A political observer said Diehl’s conservative brand and association with Trump did him no favors in his last statewide election in 2018, and his bid for the governor’s office could prompt the more moderate Baker to enter the race.

Advertisement



“Anyone who thought Charlie Baker wouldn’t run, I think this makes it more likely that he will run,” said Erin O’Brien, an associate professor of political science at the University of Massachusetts Boston. “This makes Baker’s victory more likely. Even if he ran as an independent he’d win because Massachusetts voters don’t have a taste for Trump Republicans.”

Baker, one of the most popular governors in the country, has won over Democrats and independents with his moderate policies, which are out of step with the national Republican party’s. Diehl’s policies, more in line with the national GOP’s, could be a harder sell in Massachusetts, O’Brien said.

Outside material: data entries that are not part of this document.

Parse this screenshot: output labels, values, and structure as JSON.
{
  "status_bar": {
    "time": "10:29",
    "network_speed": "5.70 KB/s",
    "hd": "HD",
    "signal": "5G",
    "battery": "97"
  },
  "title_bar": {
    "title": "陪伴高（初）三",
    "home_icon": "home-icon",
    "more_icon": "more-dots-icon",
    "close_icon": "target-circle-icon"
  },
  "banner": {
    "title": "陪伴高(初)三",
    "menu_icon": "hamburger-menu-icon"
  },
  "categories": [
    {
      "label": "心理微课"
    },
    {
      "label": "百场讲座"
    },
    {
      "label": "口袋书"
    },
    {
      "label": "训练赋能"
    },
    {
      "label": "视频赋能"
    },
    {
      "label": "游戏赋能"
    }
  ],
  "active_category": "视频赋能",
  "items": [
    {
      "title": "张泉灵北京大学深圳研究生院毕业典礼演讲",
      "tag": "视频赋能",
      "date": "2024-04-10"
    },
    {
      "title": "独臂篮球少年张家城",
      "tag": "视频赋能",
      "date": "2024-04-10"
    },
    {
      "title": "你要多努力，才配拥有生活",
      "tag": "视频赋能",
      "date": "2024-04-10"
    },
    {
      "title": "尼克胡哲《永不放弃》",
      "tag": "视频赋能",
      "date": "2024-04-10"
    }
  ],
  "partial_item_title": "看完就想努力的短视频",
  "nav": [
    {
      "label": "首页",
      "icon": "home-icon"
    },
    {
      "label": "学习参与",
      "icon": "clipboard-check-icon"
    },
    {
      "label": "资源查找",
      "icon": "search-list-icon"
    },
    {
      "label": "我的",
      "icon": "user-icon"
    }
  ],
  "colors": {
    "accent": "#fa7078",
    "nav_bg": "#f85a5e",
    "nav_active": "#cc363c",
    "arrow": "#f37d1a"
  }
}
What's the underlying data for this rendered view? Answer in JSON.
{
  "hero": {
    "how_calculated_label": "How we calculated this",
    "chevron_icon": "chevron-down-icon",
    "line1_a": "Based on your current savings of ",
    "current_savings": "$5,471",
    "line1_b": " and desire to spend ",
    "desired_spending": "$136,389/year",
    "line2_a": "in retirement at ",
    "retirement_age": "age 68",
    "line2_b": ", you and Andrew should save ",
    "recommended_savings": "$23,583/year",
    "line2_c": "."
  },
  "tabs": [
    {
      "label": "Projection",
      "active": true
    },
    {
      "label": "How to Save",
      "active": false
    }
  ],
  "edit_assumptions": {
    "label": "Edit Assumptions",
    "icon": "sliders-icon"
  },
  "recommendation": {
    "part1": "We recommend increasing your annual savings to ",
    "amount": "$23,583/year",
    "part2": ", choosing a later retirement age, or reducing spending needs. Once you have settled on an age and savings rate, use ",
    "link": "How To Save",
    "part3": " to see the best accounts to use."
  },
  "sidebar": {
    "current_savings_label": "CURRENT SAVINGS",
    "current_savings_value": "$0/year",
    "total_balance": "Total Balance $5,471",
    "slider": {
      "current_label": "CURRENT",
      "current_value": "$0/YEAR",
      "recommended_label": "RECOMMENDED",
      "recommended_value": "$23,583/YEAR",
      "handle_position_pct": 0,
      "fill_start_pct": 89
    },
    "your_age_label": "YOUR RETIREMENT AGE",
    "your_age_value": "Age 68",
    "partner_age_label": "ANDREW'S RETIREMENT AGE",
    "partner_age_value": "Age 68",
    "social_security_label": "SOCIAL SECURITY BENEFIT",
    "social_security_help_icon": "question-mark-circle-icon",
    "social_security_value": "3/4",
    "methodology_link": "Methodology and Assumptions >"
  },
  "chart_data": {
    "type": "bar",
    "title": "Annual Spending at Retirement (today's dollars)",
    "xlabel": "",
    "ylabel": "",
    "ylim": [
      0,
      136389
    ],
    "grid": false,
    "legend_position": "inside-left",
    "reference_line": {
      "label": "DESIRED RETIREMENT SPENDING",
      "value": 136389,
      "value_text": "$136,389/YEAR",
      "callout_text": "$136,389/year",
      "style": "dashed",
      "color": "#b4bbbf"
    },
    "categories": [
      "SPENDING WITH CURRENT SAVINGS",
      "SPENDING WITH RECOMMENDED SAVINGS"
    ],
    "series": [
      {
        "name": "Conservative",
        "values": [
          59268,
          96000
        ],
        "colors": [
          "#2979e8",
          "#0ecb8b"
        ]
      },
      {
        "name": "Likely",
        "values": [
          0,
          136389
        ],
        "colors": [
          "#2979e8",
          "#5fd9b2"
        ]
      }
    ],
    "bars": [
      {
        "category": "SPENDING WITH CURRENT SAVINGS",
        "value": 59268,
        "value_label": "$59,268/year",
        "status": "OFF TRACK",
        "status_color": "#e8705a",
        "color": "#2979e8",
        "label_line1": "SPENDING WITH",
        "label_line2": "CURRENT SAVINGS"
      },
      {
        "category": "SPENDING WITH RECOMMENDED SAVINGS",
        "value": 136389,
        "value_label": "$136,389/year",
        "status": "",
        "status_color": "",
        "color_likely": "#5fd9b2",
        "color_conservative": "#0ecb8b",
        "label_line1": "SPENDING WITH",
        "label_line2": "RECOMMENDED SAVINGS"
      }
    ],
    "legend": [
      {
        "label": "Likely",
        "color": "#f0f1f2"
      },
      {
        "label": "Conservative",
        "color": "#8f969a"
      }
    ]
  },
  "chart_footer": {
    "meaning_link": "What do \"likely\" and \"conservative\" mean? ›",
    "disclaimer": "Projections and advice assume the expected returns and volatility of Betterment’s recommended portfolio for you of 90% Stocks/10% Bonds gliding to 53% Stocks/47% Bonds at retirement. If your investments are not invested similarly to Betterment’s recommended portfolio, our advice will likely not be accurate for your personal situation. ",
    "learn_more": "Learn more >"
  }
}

“Geoff Diehl’s problem is he doesn’t live in Alabama,” she said. “Parts of the party establishment might want to move in the direction of Trump, but look at the State House — it’s all Democrats for the most part. Baker stands out as an anomaly in Massachusetts, so why would Diehl want to challenge him?”

Whoever emerges as the Republican nominee for governor will face one of several Democrats who have already declared their candidacies. State Senator Sonia Chang-Díaz, former state senator Ben Downing, and Harvard professor Danielle Allen have each launched their campaigns.

O’Brien said Diehl’s announcement and the possibility of a primary against Baker is bad news for the Democratic candidates, as well.

“They’re running on the idea that Baker isn’t good enough, don’t settle for Baker, but now Charlie Baker is running against something,” she said. “It’s harder to paint Baker into that corner if his primary challenger is a Trump Republican.”

Advertisement



Diehl represented Plymouth’s Seventh District from 2011 to 2019.

On Sunday, while speaking to supporters in Hadley, Diehl criticized the state government’s handling of the COVID-19 pandemic, including the decision to close businesses, which he said favored large corporations and chains over locally owned shops.

“The pandemic response of a total shut down of the economy, followed by arbitrary federal, state, and local regulations only made it harder for the small businesses to stay alive, especially in the restaurant and hospitality industries,” Diehl told the audience, according to the statement.

“And I remain mystified how the big box stores like Home Depot remained open while your local hardware store was forced to close. Let that chapter of our state’s history remain a powerful example of what can never happen again.”



Nick Stoico can be reached at nick.stoico@globe.com. Follow him on Twitter @NickStoico.